The Almadraba alliance against these practices is composed of the people of the almadraba itself, environmentalists and scientists. They managed to persuade the European Parliament to adopt protection measures in 2006 such as extension of the biological moratorium, increase in the minimum weight, catch limits, limits to the number of fattening farms and surveillance and control measures which, although they have served to hinder the abuses, have not been able to prevent the purse seine industry from putting the species at risk with the consent and direct participation of major European countries such as Italy, France, Spain, Croatia and Malta that even use EU subsidies to modernise their purse-seine tuna fleets.
Absence of cruelty in the death of tuna in the almadraba
Death is never more than this: to die. It always comes to the same end. The slaughter of animals for human consumption implies their death en masse. The slaughterhouses of any species of poultry, livestock, fishery or fish farm entail the sad spectacle of the death and subsequent bleeding of the animal, inevitable to ensure that their meat is edible and of good quality.
Civilization tries to mitigate cruelty as much as possible by controlling the process to avoid useless suffering. The almadraba is no different and fish are now loaded on board using ropes and cranes instead of hooks.
The quality of tuna meat depends directly on a quick death and rigor mortis of the fish. The method is a fleeting, accurate knife cut in the gills that achieves the desired quick death and avoids suffering.
Slow fish: good, clean and fair
The almadraba is a good fishing method because it is not aggressive, massive or indiscriminate but legal, selective and random, respecting the species and the survival of the younger fish with their life cycle and migratory customs.

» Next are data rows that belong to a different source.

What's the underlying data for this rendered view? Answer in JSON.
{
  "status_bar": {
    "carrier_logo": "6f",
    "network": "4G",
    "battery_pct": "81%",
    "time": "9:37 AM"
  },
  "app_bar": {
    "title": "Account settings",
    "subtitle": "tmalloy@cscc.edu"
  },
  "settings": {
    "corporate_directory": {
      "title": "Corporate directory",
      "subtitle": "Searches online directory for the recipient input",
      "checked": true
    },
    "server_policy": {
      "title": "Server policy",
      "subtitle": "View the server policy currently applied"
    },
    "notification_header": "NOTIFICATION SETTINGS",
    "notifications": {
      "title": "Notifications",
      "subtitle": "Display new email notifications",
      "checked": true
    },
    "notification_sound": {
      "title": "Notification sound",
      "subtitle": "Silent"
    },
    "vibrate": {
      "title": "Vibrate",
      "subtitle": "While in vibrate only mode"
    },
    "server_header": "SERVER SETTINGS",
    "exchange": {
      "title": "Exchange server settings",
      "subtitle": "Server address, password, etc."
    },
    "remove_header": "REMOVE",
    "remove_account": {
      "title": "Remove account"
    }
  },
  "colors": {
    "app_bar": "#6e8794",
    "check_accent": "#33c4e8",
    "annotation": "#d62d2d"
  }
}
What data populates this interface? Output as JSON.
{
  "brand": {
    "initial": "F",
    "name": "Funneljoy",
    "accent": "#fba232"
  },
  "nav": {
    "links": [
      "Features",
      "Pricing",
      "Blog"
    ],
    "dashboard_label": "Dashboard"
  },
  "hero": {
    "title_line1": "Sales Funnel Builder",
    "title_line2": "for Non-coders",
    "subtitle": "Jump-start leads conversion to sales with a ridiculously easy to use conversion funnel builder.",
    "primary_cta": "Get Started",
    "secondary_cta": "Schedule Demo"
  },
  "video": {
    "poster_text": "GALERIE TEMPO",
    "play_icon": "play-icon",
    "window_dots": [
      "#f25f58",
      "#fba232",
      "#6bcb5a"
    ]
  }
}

Almadraba is environmentally friendly, not polluting, invasive or disrespectful to the environment. As a natural method it does not need cutting-edge technology but instead uses simple manual, artisanal, human resources.
Since the number of fish that will be caught is not known in advance, since it is not an extensive production system but accounts for less than 2% of the world’s catch and since it is an ancestral and traditional form of fishing and a way of life for people based on historic rights of vital social importance, the almadraba is fair.

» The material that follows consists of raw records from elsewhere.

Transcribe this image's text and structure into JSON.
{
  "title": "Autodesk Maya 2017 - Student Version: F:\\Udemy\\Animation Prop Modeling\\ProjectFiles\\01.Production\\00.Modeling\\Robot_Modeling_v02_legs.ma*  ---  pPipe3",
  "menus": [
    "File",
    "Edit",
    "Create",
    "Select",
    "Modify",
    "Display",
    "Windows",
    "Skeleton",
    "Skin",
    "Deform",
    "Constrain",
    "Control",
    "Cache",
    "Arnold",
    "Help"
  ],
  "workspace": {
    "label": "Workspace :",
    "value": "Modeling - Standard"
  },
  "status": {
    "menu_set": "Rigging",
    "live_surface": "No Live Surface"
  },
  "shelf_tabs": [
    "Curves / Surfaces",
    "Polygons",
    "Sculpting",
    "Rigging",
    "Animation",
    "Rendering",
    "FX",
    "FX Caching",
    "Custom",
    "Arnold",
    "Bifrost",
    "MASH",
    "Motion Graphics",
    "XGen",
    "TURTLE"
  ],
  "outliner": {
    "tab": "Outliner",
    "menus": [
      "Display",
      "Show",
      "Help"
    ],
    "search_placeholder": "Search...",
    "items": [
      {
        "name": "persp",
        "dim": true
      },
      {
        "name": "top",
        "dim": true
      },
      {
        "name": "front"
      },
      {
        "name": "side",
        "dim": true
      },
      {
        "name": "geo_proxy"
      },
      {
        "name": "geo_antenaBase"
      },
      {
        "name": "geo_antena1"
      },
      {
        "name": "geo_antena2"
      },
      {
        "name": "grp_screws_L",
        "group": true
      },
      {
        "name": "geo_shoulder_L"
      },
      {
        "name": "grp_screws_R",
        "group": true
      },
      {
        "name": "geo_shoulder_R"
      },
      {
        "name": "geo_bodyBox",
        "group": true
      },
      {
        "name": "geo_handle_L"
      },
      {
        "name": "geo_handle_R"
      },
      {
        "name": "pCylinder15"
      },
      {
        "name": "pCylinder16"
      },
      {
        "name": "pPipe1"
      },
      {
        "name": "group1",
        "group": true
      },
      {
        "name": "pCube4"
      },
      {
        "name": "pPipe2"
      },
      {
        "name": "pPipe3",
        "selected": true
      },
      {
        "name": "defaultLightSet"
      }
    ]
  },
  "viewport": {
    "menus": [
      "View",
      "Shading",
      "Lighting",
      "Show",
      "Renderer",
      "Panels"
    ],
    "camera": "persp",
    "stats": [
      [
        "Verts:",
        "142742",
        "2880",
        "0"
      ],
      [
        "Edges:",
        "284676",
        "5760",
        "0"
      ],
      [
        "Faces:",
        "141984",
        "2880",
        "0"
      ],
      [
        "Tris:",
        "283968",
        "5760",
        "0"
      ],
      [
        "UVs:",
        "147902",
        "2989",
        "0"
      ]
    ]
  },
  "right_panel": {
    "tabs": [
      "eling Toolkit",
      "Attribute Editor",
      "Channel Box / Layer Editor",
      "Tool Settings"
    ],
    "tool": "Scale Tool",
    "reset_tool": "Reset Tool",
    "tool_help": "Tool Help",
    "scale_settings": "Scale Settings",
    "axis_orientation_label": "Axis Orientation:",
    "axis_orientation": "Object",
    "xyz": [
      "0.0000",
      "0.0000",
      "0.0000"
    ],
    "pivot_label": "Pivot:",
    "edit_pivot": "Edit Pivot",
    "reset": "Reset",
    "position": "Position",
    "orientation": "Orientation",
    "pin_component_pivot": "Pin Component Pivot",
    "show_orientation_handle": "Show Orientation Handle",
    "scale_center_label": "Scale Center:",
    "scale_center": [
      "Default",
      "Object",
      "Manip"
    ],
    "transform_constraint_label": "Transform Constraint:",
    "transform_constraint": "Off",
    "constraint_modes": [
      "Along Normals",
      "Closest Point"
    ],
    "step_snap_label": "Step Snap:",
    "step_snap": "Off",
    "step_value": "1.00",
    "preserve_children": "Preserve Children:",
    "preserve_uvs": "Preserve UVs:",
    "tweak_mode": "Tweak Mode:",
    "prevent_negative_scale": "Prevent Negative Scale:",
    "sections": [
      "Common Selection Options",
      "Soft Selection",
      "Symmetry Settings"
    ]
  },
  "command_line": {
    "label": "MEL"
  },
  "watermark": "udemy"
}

All these reasons lead to one striking conclusion: the absolute sustainability of almadraba fishing gear.
It could be argued that, having reached the harsh reality that thunnus thynnus is currently endangered — pushed to the edge of extinction by the voracious, interminable consumption of major markets like the Japanese with its refrigerated ships — it makes no difference which fishing gear or method we are talking about and that what is needed is an all-inclusive moratorium that would ban commercial fishing worldwide. I do not agree with this view. What must be controlled or even prohibited by strict, coercive regulations is purse seine fishing and its unlimited fleet of big ships.
I insist that due to its immediacy and ease of control the almadraba does not contribute to endangering the species. The application of a maximum annual catch in almadraba gear is easy to monitor and sufficient to protect the future viability of the tuna. In this way, following the EU directives at all times, the desired recovery and consolidation of the species would be assured, the historic rights of the method respected and the way of life and subsistence of the Andalusian villages that make a living from the sea preserved for future generations.
The original article was published on Luxeat.com